Latinos score at festival, nabbing awards for 3 documentaries and a feature film.
‘CODA’ Sweeps Sundance, Clifton Collins Jr. Wins Top Acting Award
“CODA,” the family drama starring Emilia Jones and Eugenio Derbez, and Clifton Collins Jr., “Jockey’s” protagonist, were the big winners at the Sundance Film Festival this year.
Set in a blue-collar Massachusetts town, “CODA” focuses on the hearing child of deaf parents, torn between her dreams and helping them.
Under Sian Heder’s direction, “CODA” took four top awards, including the most coveted, the U.S. Grand Jury Prize, and the Audience Award. It also won the Directing Award and the Special Jury Award for Ensemble Cast of a dramatic film.
Sundance, the preeminent independent film festival, usually takes place in Park City, Utah. This year, it was held Jan. 28 through Feb. 2 with virtual screenings, due to the COVID-19 pandemic, and in-person screenings in dozens of American cities where permitted by local health regulations.
Derbez took to social media to share the news about “CODA.”
“¡Viva México!” he posted on Twitter, responding to congratulatory tweets in Spanish. He also noted in a video post that “CODA” is a “small independent film produced with a low budget” and “based on true stories.” Derbez praised the professional deaf actors featured in the film, in which he plays the music teacher of a young woman whose parents are deaf.
Derbez’s story in the entertainment world is long, and many have followed it. Having left behind projects in Mexico about a decade ago, he has found success in Hollywood as a Mexican artist who can both celebrate his roots and see his dreams come true.
Apple Studios acquired “CODA” for $25 million, a record amount paid for a Sundance film. “CODA” is Heder’s second full feature. Her first, “Tallulah,” screened at Sundance two years ago. Vendome Pictures and Picture Perfect Federation in the U.S., along with Switzerland’s Pathé Films, produced “CODA.”
Collins Jr. took home the top acting honor for his starring role in director Clint Bentley’s drama “Jockey.” He . plays an aging jockey who dreams of winning one last championship when the sudden arrival of a young man claiming to be his son upends his life.
“Jockey” is the first full feature film by director Clint Bentley, who co-wrote the story with Greg Kwedar and shares producing credits with Kwedar and Nancy Schafer. Brazilian filmmaker Adolpho Veloso did the cinematography. Sony Pictures Classics acquired the film for worldwide distribution.

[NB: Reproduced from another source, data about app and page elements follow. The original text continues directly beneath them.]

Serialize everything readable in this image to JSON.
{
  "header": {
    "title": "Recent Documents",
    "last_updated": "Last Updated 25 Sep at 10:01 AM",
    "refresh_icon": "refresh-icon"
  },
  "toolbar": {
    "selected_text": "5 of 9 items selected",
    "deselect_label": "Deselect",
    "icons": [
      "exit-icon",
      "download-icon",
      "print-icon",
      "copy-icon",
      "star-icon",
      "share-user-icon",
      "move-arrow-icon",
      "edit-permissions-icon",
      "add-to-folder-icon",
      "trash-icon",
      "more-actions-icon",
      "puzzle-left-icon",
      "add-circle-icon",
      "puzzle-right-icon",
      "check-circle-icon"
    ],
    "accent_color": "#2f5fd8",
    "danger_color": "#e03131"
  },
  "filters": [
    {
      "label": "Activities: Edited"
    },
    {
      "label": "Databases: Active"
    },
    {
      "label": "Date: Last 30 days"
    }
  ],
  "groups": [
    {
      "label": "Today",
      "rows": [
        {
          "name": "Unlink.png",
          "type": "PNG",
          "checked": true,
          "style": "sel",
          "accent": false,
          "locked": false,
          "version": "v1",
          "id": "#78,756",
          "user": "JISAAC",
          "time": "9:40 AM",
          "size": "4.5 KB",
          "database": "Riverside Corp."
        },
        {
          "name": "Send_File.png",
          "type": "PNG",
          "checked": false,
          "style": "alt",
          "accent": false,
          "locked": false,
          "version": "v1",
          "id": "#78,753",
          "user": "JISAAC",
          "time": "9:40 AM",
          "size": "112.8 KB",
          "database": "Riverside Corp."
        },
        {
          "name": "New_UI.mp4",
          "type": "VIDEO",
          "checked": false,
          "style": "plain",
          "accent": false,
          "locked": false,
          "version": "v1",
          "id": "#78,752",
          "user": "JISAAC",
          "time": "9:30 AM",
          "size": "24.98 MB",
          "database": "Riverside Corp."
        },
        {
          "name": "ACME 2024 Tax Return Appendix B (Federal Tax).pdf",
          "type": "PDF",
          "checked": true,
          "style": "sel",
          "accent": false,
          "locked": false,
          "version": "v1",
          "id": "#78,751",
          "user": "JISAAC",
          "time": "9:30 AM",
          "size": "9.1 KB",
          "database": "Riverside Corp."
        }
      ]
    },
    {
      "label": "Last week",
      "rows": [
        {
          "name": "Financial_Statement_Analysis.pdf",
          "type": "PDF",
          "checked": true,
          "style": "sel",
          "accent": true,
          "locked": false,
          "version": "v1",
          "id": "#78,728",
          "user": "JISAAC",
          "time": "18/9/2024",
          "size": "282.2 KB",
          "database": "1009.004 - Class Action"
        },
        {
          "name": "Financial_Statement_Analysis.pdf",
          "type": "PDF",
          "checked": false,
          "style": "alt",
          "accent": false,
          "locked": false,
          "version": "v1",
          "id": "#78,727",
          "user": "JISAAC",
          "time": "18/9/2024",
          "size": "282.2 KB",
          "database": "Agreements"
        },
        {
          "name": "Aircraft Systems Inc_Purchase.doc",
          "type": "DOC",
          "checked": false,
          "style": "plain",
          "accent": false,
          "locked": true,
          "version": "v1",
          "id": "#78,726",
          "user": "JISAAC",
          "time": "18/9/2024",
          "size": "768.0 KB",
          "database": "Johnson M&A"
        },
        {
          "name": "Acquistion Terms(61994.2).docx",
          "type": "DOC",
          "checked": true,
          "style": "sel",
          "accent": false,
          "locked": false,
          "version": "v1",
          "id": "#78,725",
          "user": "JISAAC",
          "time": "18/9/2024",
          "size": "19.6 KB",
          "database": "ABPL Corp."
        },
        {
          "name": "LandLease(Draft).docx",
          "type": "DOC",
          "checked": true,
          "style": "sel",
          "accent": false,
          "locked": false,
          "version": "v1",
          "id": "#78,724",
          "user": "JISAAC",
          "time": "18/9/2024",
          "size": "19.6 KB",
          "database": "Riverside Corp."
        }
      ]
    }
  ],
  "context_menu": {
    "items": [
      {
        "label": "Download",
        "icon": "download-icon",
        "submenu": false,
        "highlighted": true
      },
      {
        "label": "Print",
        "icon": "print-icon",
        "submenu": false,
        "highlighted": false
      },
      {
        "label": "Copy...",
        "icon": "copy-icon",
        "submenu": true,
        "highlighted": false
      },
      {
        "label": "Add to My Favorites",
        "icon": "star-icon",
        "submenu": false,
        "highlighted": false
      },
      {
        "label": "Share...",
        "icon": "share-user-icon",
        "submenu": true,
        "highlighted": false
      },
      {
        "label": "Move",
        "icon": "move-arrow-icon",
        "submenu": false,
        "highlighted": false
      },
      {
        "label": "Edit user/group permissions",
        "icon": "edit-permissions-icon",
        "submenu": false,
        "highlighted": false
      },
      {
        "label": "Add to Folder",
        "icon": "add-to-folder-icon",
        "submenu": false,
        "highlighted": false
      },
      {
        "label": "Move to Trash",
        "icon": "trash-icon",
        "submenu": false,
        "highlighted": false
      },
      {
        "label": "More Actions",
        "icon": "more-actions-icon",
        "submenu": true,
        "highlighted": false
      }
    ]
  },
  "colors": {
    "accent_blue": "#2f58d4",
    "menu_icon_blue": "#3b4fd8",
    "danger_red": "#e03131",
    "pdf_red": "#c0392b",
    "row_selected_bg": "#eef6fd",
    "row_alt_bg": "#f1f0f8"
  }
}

Collins Jr. has also gone by the name of Clifton Gonzalez-Gonzalez in honor of his grandfather Pedro Gonzalez-Gonzalez, a Mexican-American actor from Texas. Collins Jr. is a seasoned actor whose credits include the Oscar-winning films “Traffic” and “Capote,” as well as blockbusters “Star Trek” and “Pacific Rim.” His performance in the TV series “Thief” earned him an Emmy nomination in 2006. He also guest-starred in episodes of “The Event” and “Westworld.”
Other award-winning Latinos at Sundance
Natalia Almada received the Directing Award for the U.S. Documentary “Users,” which follows a mother who feels she is competing with computers, electronic cribs and other technologies in raising her son. This is Almada’s second Sundance prize in the same category — the first one was for “El General” in 2009.
Born and raised in Puerto Rico, filmmaker Rebecca Adorno’s work on “Homeroom” earned the Jonathan Oppenheim Editing Award for U.S. Documentary. Her film centers on teens from the class of 2020 coming of age at an Oakland high school during a traumatic year. Adorno shared the award with her co-producer Kristina Motwani. Sean Havey and Peter Nicks also co-produced, and Nicks directed the documentary.
Nicole Salazar took the Amazon Studios Producers Award for Nonfiction for the documentary “Philly D.A.,” which follows a Philadelphia district attorney determined to revolutionize that city’s criminal-justice system. Yoni Brook and Ted Passon directed the film.
The Mexico-USA co-production “Hijo de Monarcas” (“Son of Monarchs”) won the Alfred P. Sloan Feature Film Prize for portraying a scientist in a major role. It tells the story of a New York-based lepidopterist who, upon his grandmother’s death, returns to the Mexican town of his birth, nestled in the monarch butterfly forests of the state of Michoacan. Directed by French-Venezuelan filmmaker and biologist Alexis Gambis (“The Color of Time”), the drama stars Tenoch Huerta Mejía (“Narcos: Mexico,” “Tigers Are Not Afraid”).
(Edited by Gabriela Olmos and Fern Siegel.)